 Presenting Player of the month award to Josh Solomon-Davies

During the season, a typical work day would include responding to emails and phone calls from the FA and league, as well as the correspondence from supporters and suppliers.  For a matchday, my workload is greater and tasks include: completion and submission of the team sheet (to referee and opposition); sending the result information to the relevant bodies post-match; and the submission of the team sheet and applicable reports to both the league and the FA.

There are certain weekly tasks that need to be completed and I have to manage this alongside my involvement with the general operations of the club.


What is the most enjoyable part of your role? 

The most enjoyable part is seeing success on the pitch. A lot of hard work goes into the administration and submission of players’ contracts and registration forms, including the work with discipline and clearance, that when there is success on the pitch, it’s nice to know that you played a small part in that. 


What is the most difficult part of your role?

One of the most difficult parts of the role is ensuring that when a new player joins the club, he is fully eligible to do so. It’s not as easy as simply submitting a registration form; you need to ensure the player has no outstanding discipline record from either the FA or County FA. Such a record, could mean that he is ineligible to play. You also need to check that the player has not played abroad. This includes whether he has played in Wales, and given our location, there are players who look to move between Wales and England. 

There are also strict deadlines for registrations and these must be met.
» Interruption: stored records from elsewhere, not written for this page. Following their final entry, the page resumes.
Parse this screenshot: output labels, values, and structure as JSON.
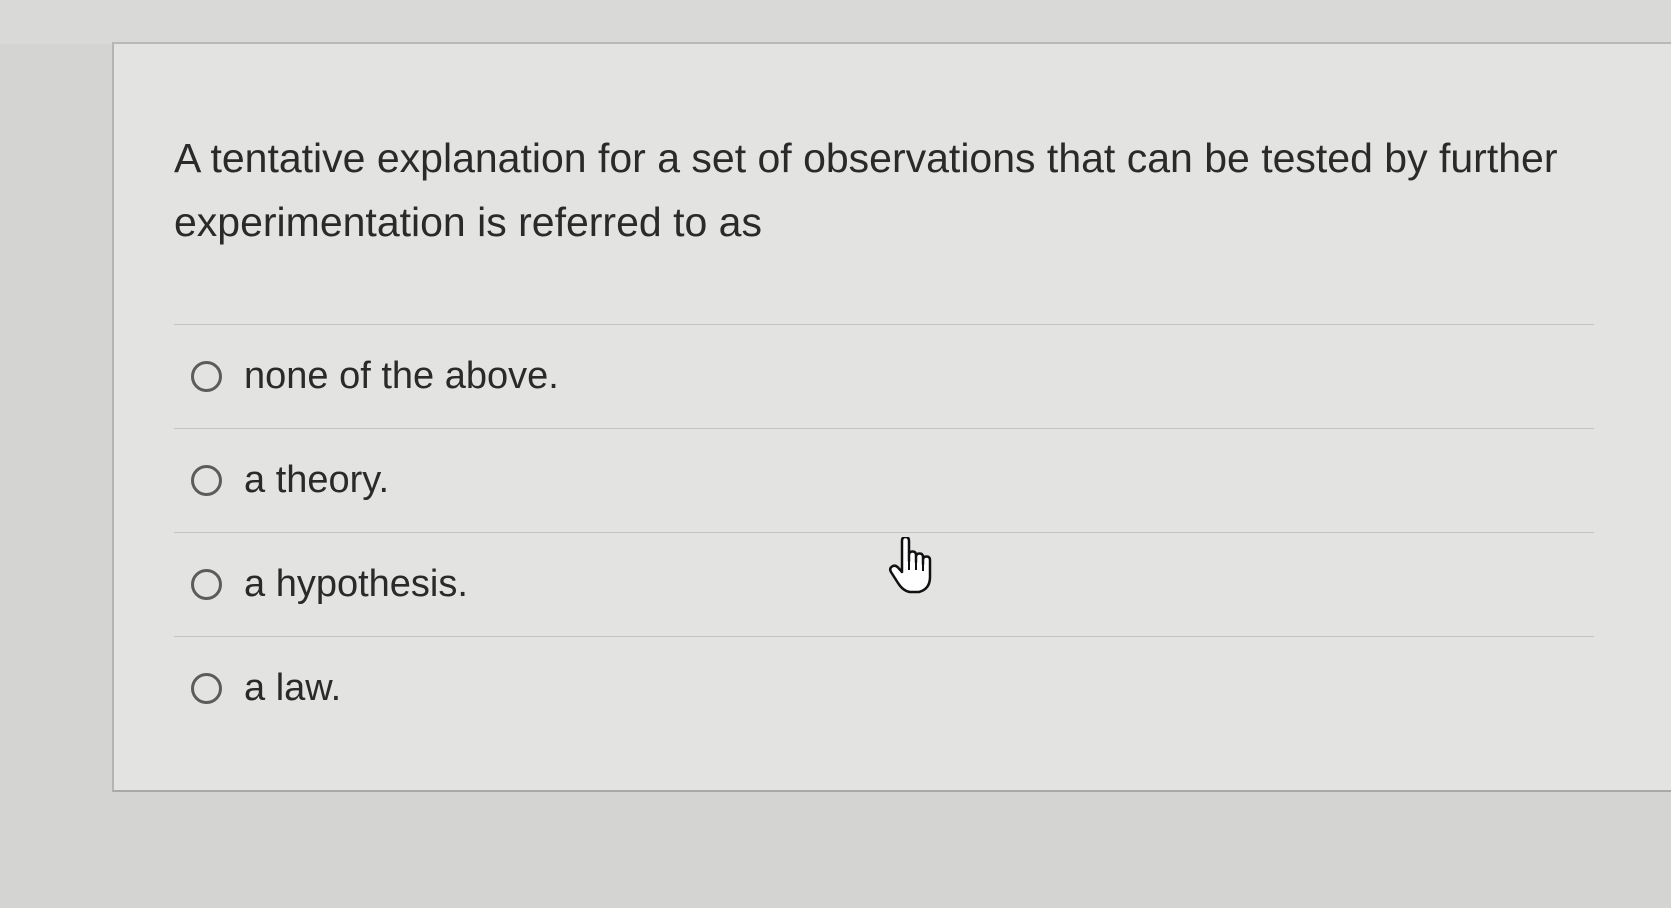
{
  "question": {
    "text": "A tentative explanation for a set of observations that can be tested by further experimentation is referred to as"
  },
  "answers": [
    {
      "label": "none of the above.",
      "selected": false
    },
    {
      "label": "a theory.",
      "selected": false
    },
    {
      "label": "a hypothesis.",
      "selected": false
    },
    {
      "label": "a law.",
      "selected": false
    }
  ],
  "cursor": {
    "icon": "hand-pointer-icon"
  }
}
Sometimes it’s a race to the line to get there but it’s rewarding and satisfying when I am able to see it through.


What has been your career highlight to date?

Reaching the third round of the FA Cup this season was a fantastic achievement for us all and certainly my career highlight to date.

This season has had so much uncertainty with late starts and pauses, but we have been able to have a strong FA Cup run. Couple this with the fact that it has been enjoyable to work together as a group of volunteers, it has been great. To see and be a part of the team that assisted in Marine hosting the game against Tottenham, was such an achievement. There was a lot of planning and preparation involved, as well as coordinating with Tottenham Hotspur, the FA, Merseyside Police and Sefton Council. It has drawn us closer together as a club and we are all delighted that we were able to successfully stage such a big fixture.


What advice would you give to those who hope to work in the football industry?

I would recommend contacting your local non-league club, as they are almost always looking for volunteers to help. It may only start with brushing the terraces for a couple of hours on a Saturday morning but once you are a part of the club community, you are a part of the family.

Never be afraid to volunteer for a role within a non-league club because it is likely that you will be welcomed with open arms. You will also have other volunteers to support you, plus counterparts around the country who can help.

It may seem like a challenge when you first approach the role or specific task given to you but there will be somebody who can help you through it.


And finally, where do you see your career in the future? Are there any personal goals that you hope to achieve?

It’s to continue with my role and to assist where I can with the off-field success of the club. I will also work hard with the manager and his squad to try and get on-field success and hopefully work our way up the non-league pyramid. 

I never imagined that turning up to see a game 25 years ago would lead me to where I am today, but I am proud of my achievements and in knowing that some of my work has helped Marine FC to achieve success in recent years.


Researcher/Editor: Sascha Gustard-Brown

Sascha is highly experienced within the area of Supporter Engagement, having held the positions of Head of Supporter Engagement at Luton Town Football Club and Supporter Liaison Officer at West Ham United. She is currently working on small supporter engagement projects in sport and freelance writing in football.